  • 12:10 PM1 PM, Forum Room, 2nd Floor, South Tower
  • Scott Garton, Acting Head of Reference and Liaison for Anthropology
  • Geoffrey Morse, Reference Librarian and Liaison for Religion
In an increasingly complex and fractured information landscape keeping track of your research can be an overwhelming task. Fortunately tools are available to help. EndNote® is a powerful bibliographic tool that can help you organize your research materials and save you countless hours in the course of your reading and writing.
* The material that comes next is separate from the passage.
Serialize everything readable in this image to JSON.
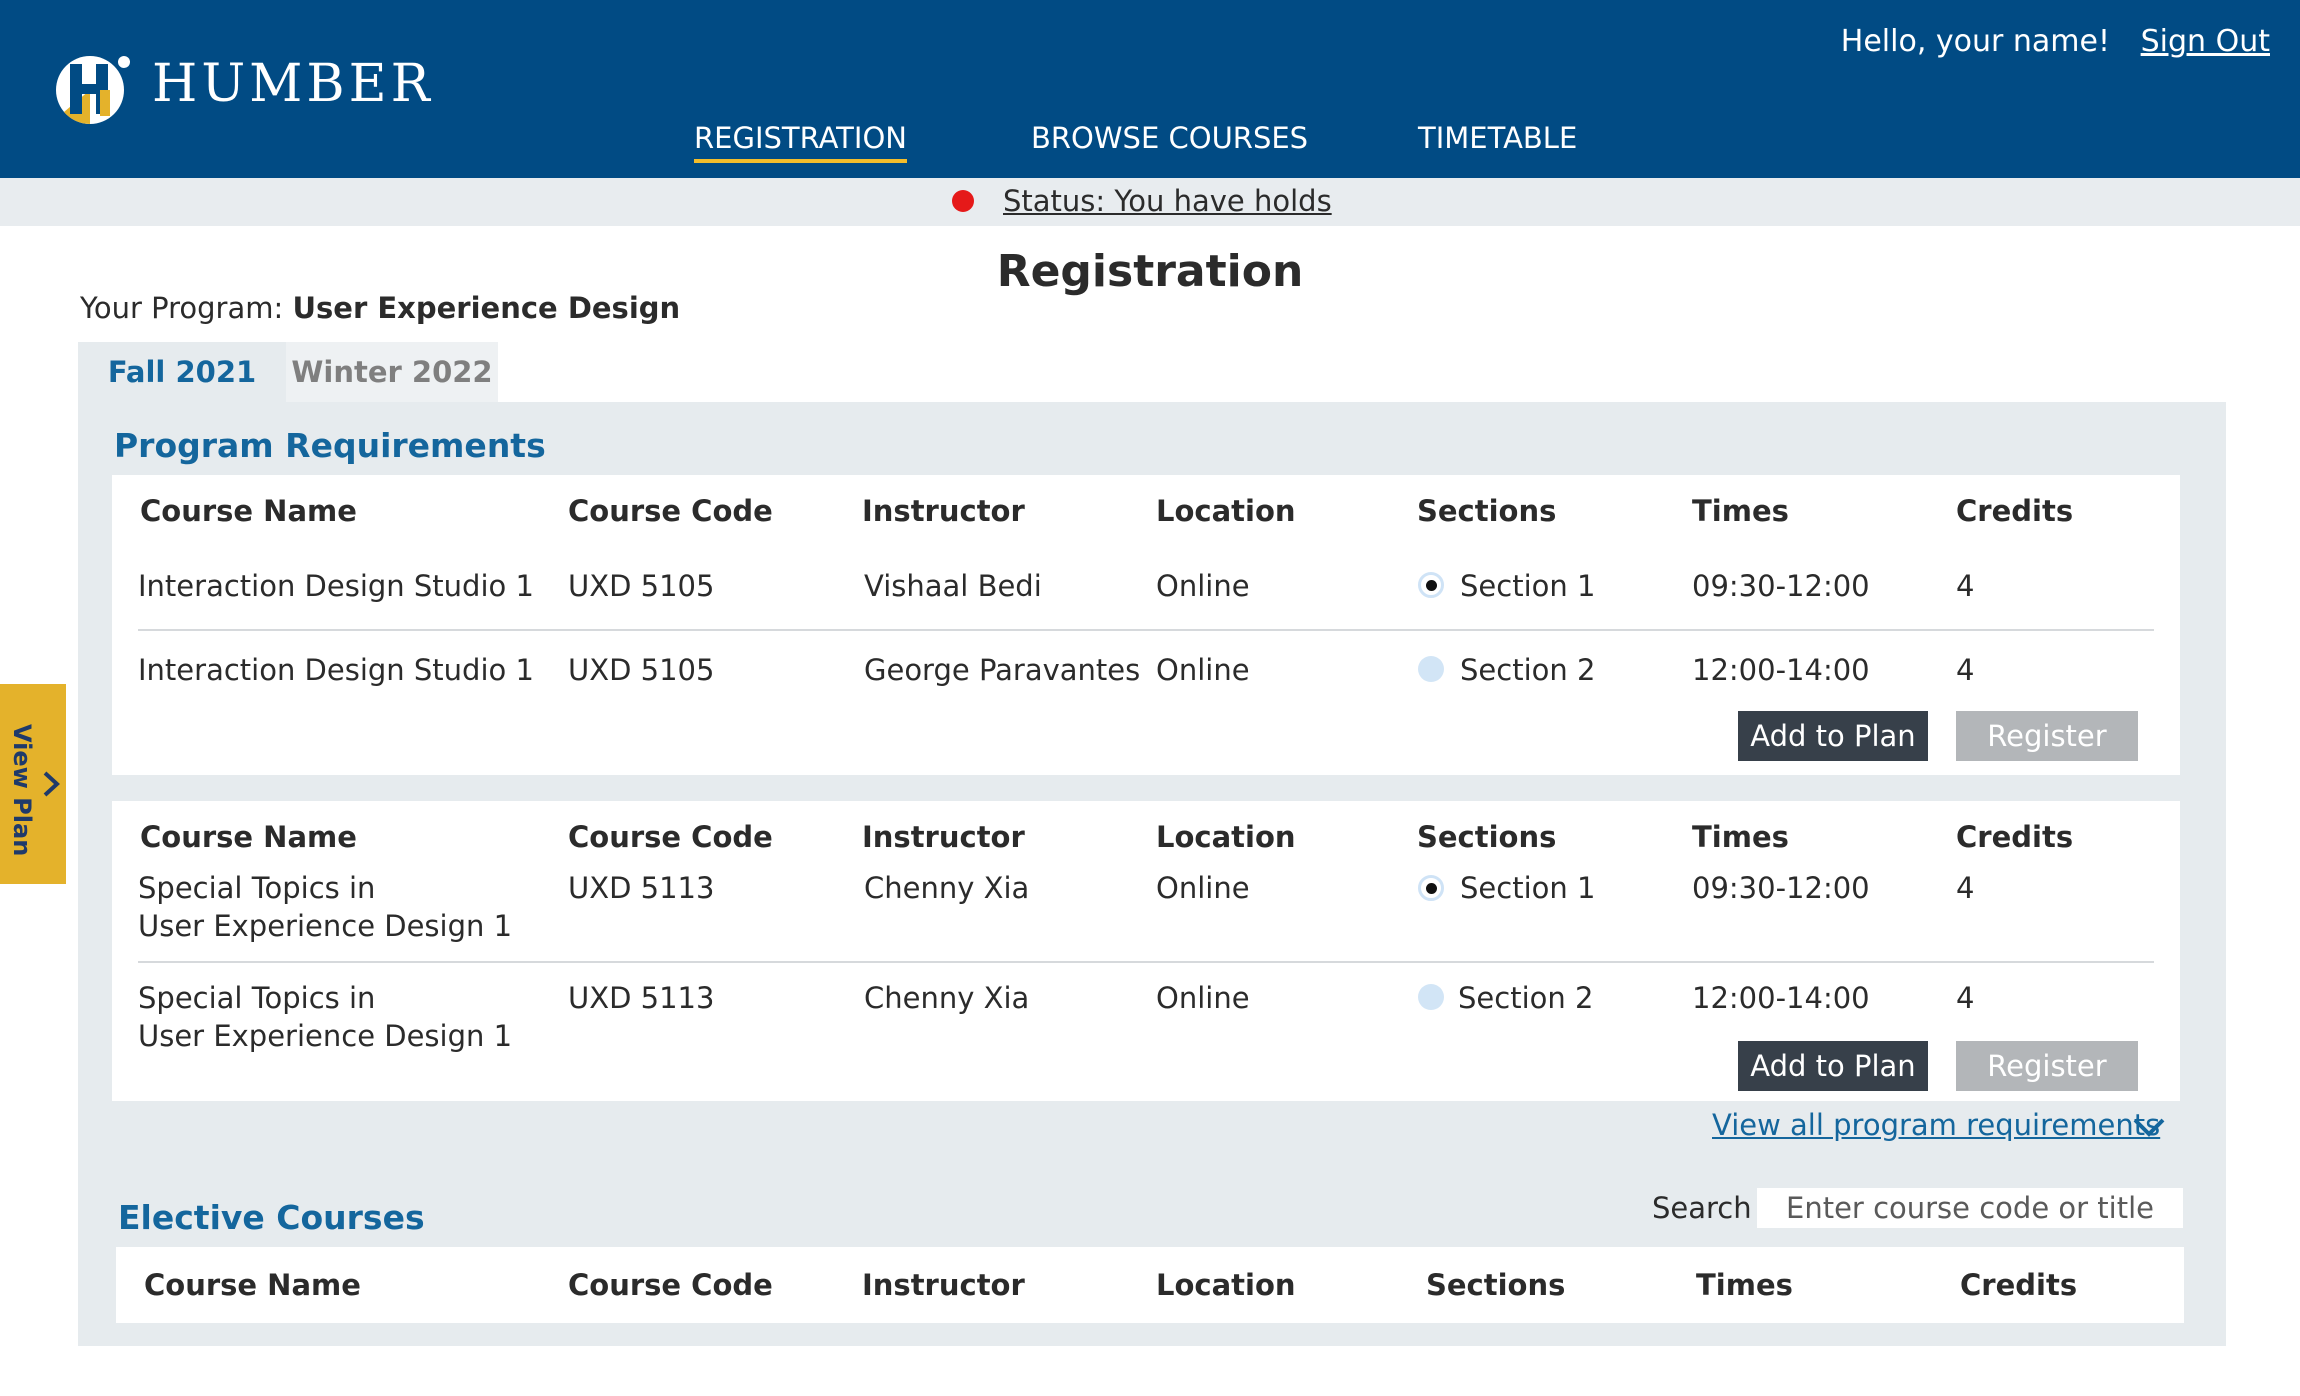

In this session we will introduce you to the software and show you how EndNote® can help you gather information from remote databases, organize and sort records and notes, and automatically format citations and bibliographies in a finished paper. In addition we will also provide an overview of Zotero. Zotero is freely available citation management software that works with the Firefox Internet browser. Zotero is easy to use and allows you to collect, manage, and cite your research sources. Both Zotero and EndNote can be invaluable resources to anyone pursuing research at the graduate level.

ERF Homepage | Go to Top | Last updated: 09/16/08